In the listing that follows, count the lines holding the word "index" and report only that number.

Record set Start Marker

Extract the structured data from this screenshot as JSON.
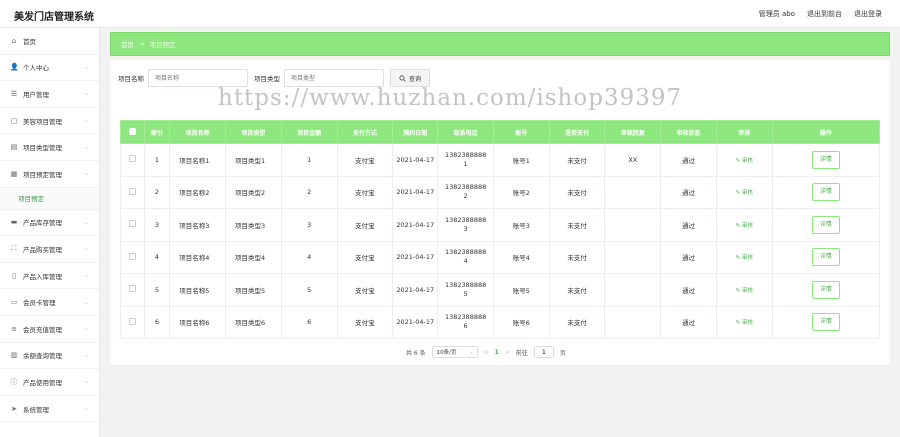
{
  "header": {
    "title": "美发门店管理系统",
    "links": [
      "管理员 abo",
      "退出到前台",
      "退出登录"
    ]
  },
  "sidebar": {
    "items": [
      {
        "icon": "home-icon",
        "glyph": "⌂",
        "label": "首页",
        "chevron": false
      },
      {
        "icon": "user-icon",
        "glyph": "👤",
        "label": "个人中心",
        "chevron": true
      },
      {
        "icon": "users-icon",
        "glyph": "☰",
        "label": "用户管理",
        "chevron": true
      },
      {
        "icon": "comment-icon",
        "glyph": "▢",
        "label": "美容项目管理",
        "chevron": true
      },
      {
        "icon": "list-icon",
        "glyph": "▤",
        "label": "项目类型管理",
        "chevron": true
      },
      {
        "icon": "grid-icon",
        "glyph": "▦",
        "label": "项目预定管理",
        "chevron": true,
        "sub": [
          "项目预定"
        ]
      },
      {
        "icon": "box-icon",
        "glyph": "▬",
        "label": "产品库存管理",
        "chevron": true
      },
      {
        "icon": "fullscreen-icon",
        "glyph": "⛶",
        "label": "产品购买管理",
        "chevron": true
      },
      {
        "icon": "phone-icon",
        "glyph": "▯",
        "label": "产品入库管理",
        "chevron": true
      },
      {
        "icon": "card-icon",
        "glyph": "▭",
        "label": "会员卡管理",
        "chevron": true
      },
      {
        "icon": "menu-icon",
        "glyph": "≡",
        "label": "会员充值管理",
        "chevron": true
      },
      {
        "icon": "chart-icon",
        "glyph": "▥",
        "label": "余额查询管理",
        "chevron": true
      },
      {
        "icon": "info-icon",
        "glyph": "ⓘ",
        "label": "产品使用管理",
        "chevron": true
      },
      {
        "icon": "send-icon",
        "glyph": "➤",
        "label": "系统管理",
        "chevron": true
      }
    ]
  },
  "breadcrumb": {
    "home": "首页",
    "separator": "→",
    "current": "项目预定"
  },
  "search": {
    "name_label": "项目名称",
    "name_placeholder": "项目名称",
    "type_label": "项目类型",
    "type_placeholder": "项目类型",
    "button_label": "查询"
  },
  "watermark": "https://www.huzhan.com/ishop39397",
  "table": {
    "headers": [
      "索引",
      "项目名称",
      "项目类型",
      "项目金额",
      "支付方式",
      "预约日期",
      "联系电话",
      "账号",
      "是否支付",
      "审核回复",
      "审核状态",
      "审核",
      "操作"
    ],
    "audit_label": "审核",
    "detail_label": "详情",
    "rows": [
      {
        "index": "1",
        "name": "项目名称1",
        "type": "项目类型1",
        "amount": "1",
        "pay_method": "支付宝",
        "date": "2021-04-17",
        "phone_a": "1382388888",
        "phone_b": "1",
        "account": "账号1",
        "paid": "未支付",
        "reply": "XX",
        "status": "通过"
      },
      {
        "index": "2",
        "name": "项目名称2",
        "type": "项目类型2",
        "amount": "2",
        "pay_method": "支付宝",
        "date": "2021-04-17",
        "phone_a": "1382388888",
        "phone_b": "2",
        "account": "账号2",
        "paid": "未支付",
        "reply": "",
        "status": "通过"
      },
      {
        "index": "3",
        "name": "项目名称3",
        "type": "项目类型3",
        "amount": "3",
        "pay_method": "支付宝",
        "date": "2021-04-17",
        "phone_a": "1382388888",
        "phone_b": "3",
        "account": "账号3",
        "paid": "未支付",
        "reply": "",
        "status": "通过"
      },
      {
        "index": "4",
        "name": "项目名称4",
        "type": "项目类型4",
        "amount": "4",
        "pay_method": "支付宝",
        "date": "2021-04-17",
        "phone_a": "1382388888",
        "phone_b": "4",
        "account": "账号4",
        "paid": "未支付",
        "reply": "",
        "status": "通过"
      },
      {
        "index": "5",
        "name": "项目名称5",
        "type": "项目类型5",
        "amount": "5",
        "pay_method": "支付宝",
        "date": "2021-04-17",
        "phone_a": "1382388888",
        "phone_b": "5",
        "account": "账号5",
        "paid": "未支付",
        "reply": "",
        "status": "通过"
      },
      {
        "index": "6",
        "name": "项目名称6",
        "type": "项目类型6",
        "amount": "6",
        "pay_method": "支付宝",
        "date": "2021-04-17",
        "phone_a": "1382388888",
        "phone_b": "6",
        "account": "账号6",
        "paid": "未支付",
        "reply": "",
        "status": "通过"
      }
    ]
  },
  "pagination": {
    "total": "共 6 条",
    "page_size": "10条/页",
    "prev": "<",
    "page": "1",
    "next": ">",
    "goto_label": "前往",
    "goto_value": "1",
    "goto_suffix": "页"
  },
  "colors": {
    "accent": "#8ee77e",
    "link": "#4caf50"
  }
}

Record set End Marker

Response to the task
6